Speaking of food, even though writers spend most of their time sitting in a chair, hunched over a computer, they still work up a pretty healthy appetite. Nothing is more creatively stimulating to a writer than a delicious lunch, and nothing is more karmically satisfying than someone else paying for that lunch. I'm sure you've heard the saying, "there's no such thing as a free lunch," but if you're a TV writer, that's not true. Lunch is free every day! A young, eager, underpaid PA will go wherever you tell him or her to go and bring you back whatever you want, and the studio will pay for it! The PAs will also go to Starbucks for you, but you have to pony up for that yourself. But don't worry; you can usually convince the highest paid person in the room (usually one of the Harvard guys) to pay for everyone's coffee. When I was home writing my novel, Pretty Ugly (available March 31st), I had to physically get up from my desk and make or purchase my own lunch (and Starbucks). It was one of the hardest parts of writing the book as it cost me valuable time that could have been spent procrastinating or watching porn (which is not procrastinating, but an essential part of both TV and novel writing).

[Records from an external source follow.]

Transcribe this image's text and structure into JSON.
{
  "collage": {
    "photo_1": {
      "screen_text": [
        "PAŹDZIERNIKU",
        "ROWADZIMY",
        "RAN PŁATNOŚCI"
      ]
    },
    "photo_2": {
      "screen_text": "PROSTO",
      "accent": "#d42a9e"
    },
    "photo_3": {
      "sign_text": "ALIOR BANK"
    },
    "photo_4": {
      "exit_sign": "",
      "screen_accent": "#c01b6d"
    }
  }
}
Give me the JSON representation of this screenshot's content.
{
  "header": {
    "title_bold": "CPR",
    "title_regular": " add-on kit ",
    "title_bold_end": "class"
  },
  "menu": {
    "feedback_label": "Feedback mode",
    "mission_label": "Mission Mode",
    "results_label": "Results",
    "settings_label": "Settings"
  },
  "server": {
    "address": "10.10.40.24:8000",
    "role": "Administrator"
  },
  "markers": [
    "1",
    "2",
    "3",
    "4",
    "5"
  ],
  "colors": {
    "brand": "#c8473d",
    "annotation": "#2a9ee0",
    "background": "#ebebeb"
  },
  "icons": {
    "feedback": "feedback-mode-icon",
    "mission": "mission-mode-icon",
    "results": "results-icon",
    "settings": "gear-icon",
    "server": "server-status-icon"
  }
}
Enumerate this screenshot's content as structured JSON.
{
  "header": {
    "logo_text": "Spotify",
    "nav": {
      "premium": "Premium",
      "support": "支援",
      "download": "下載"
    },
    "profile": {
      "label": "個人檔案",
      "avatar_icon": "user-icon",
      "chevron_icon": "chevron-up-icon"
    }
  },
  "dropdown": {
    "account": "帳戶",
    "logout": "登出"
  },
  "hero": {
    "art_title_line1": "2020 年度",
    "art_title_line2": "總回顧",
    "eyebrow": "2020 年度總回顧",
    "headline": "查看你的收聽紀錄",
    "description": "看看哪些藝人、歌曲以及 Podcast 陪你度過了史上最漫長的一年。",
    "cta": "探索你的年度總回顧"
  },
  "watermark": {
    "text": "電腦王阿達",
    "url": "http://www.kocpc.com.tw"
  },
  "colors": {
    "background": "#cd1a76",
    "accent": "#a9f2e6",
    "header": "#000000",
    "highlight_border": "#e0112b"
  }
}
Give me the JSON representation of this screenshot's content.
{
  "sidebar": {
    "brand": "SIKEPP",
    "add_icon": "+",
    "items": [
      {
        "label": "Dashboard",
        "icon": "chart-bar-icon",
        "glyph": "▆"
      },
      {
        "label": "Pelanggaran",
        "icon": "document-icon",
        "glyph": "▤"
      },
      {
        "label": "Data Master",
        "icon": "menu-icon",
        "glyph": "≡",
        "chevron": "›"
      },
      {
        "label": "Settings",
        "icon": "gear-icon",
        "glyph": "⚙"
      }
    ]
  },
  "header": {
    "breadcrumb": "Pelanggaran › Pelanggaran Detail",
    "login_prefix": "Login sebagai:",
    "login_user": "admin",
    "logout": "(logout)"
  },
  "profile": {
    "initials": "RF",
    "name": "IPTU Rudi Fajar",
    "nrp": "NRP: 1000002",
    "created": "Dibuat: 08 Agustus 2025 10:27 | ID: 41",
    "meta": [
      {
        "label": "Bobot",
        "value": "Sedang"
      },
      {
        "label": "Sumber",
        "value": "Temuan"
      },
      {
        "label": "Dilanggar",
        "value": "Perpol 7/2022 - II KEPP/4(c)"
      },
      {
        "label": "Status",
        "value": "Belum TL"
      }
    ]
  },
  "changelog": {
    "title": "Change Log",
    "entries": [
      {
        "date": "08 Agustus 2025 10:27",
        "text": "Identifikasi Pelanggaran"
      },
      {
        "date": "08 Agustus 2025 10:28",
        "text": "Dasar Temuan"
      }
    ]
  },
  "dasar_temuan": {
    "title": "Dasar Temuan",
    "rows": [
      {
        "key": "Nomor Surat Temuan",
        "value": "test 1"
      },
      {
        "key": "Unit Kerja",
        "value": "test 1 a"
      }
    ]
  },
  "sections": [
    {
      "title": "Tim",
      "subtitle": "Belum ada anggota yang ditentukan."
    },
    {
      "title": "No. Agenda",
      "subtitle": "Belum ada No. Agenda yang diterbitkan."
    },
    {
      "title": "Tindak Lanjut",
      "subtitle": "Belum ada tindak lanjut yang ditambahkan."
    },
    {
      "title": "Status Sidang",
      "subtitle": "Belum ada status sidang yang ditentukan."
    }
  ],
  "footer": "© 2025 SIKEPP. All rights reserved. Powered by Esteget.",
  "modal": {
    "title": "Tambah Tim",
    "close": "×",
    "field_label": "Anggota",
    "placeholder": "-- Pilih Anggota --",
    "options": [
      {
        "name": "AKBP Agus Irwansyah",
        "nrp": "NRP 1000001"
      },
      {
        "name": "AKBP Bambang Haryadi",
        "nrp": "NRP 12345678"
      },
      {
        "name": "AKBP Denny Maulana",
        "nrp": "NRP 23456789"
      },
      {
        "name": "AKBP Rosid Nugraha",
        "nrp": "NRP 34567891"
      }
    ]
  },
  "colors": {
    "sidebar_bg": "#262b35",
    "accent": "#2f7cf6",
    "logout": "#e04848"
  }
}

Something else you can do while writing your novel is ask network executives to give you notes to create problems that didn't exist before. This will be a nice writing exercise that won't help you become a better writer or write a better book, but it will give the ten to twenty other writers you're working with something to complain about. The executives will also offer helpful writing tips like, "start the story earlier," or "make sure your main character is good at their job." Characters being good at their jobs is very important to network executives. I once worked on a comedy where an executive told me, "the audience doesn't have to understand what the character does for a living, they just have to know she's good at it." Because as we all know, nothing is funnier than competence and a strong work ethic. (NOTE: To any network executives who might be reading this, I'm not talking about you. You're awesome! I'm talking about those other execs. The bad ones. You know who I'm talking about.)

By this point you're probably saying to yourself, "this is all incredibly helpful advice, thank you, but how do I know what my novel should be about?" Again, TV is a great model. You have to choose something easily marketable that can be explained in a single sentence. Something like: good-looking high school doctors in Brooklyn; or fat, stupid, blue collar guy and his good-looking wife raise kids in Chicago; or good-looking white cop and good-looking black cop fight crime in New Orleans (and one good-looking cop is gay, testing will determine which one). Also, it's very important to write something that has been successful before. Remember, it's not derivative if it makes money. The networks have been trying to recreate the success of Friends since it went off the air in 2004, so might I suggest a novel about six attractive twentysomethings living in New York City. At the very least you can sell the TV rights to the book. Just remember to make sure everyone is really good at their jobs.

Kirker Butler grew up in Hartford, Kentucky ("Home of 2000 Happy People and a Few Soreheads"), and now lives in Los Angeles where he is an Emmy nominated writer and producer. His credits include Family Guy, The Cleveland Show, and Galavant. He's the author of the novel, Pretty Ugly.